◆ **EXERCISE MATERIALS**
--------------------------------

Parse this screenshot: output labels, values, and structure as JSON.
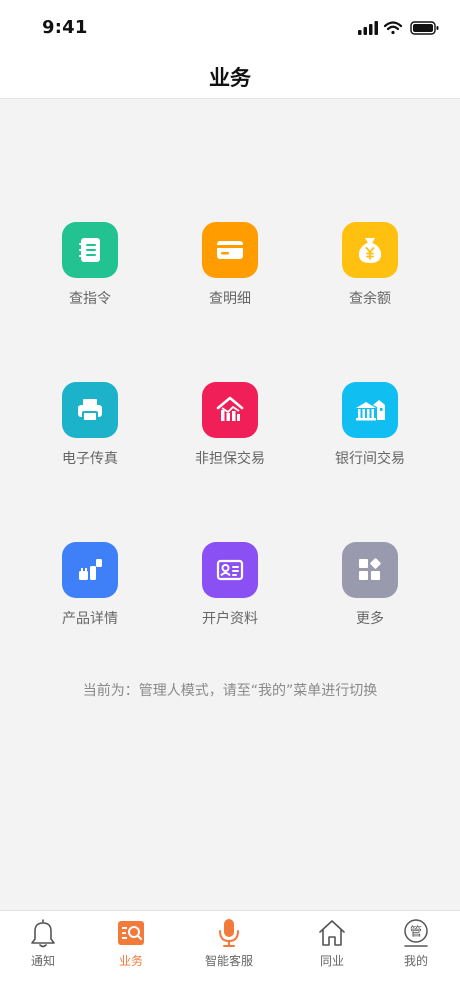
{
  "status_bar": {
    "time": "9:41"
  },
  "nav": {
    "title": "业务"
  },
  "grid": [
    {
      "label": "查指令",
      "icon": "notebook-icon",
      "color": "#22c391"
    },
    {
      "label": "查明细",
      "icon": "card-icon",
      "color": "#ff9c00"
    },
    {
      "label": "查余额",
      "icon": "money-bag-icon",
      "color": "#ffc010"
    },
    {
      "label": "电子传真",
      "icon": "printer-icon",
      "color": "#1cb2c9"
    },
    {
      "label": "非担保交易",
      "icon": "house-chart-icon",
      "color": "#f01f57"
    },
    {
      "label": "银行间交易",
      "icon": "bank-icon",
      "color": "#11bef2"
    },
    {
      "label": "产品详情",
      "icon": "product-icon",
      "color": "#3f7ff7"
    },
    {
      "label": "开户资料",
      "icon": "id-card-icon",
      "color": "#8b50f4"
    },
    {
      "label": "更多",
      "icon": "more-grid-icon",
      "color": "#9a9aae"
    }
  ],
  "mode_note": "当前为：管理人模式，请至“我的”菜单进行切换",
  "tabs": [
    {
      "label": "通知",
      "icon": "bell-icon",
      "active": false
    },
    {
      "label": "业务",
      "icon": "business-search-icon",
      "active": true
    },
    {
      "label": "智能客服",
      "icon": "microphone-icon",
      "active": false
    },
    {
      "label": "同业",
      "icon": "home-icon",
      "active": false
    },
    {
      "label": "我的",
      "icon": "manager-badge-icon",
      "active": false
    }
  ],
  "tab_icon_text": {
    "mine": "管"
  },
  "colors": {
    "accent": "#f27a3a"
  }
}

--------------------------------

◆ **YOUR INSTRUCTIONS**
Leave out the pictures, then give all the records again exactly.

◆ **RESPONSE**
Parse this screenshot: output labels, values, and structure as JSON.
{
  "status_bar": {
    "time": "9:41"
  },
  "nav": {
    "title": "业务"
  },
  "grid": [
    {
      "label": "查指令",
      "icon": "notebook-icon",
      "color": "#22c391"
    },
    {
      "label": "查明细",
      "icon": "card-icon",
      "color": "#ff9c00"
    },
    {
      "label": "查余额",
      "icon": "money-bag-icon",
      "color": "#ffc010"
    },
    {
      "label": "电子传真",
      "icon": "printer-icon",
      "color": "#1cb2c9"
    },
    {
      "label": "非担保交易",
      "icon": "house-chart-icon",
      "color": "#f01f57"
    },
    {
      "label": "银行间交易",
      "icon": "bank-icon",
      "color": "#11bef2"
    },
    {
      "label": "产品详情",
      "icon": "product-icon",
      "color": "#3f7ff7"
    },
    {
      "label": "开户资料",
      "icon": "id-card-icon",
      "color": "#8b50f4"
    },
    {
      "label": "更多",
      "icon": "more-grid-icon",
      "color": "#9a9aae"
    }
  ],
  "mode_note": "当前为：管理人模式，请至“我的”菜单进行切换",
  "tabs": [
    {
      "label": "通知",
      "icon": "bell-icon",
      "active": false
    },
    {
      "label": "业务",
      "icon": "business-search-icon",
      "active": true
    },
    {
      "label": "智能客服",
      "icon": "microphone-icon",
      "active": false
    },
    {
      "label": "同业",
      "icon": "home-icon",
      "active": false
    },
    {
      "label": "我的",
      "icon": "manager-badge-icon",
      "active": false
    }
  ],
  "tab_icon_text": {
    "mine": "管"
  },
  "colors": {
    "accent": "#f27a3a"
  }
}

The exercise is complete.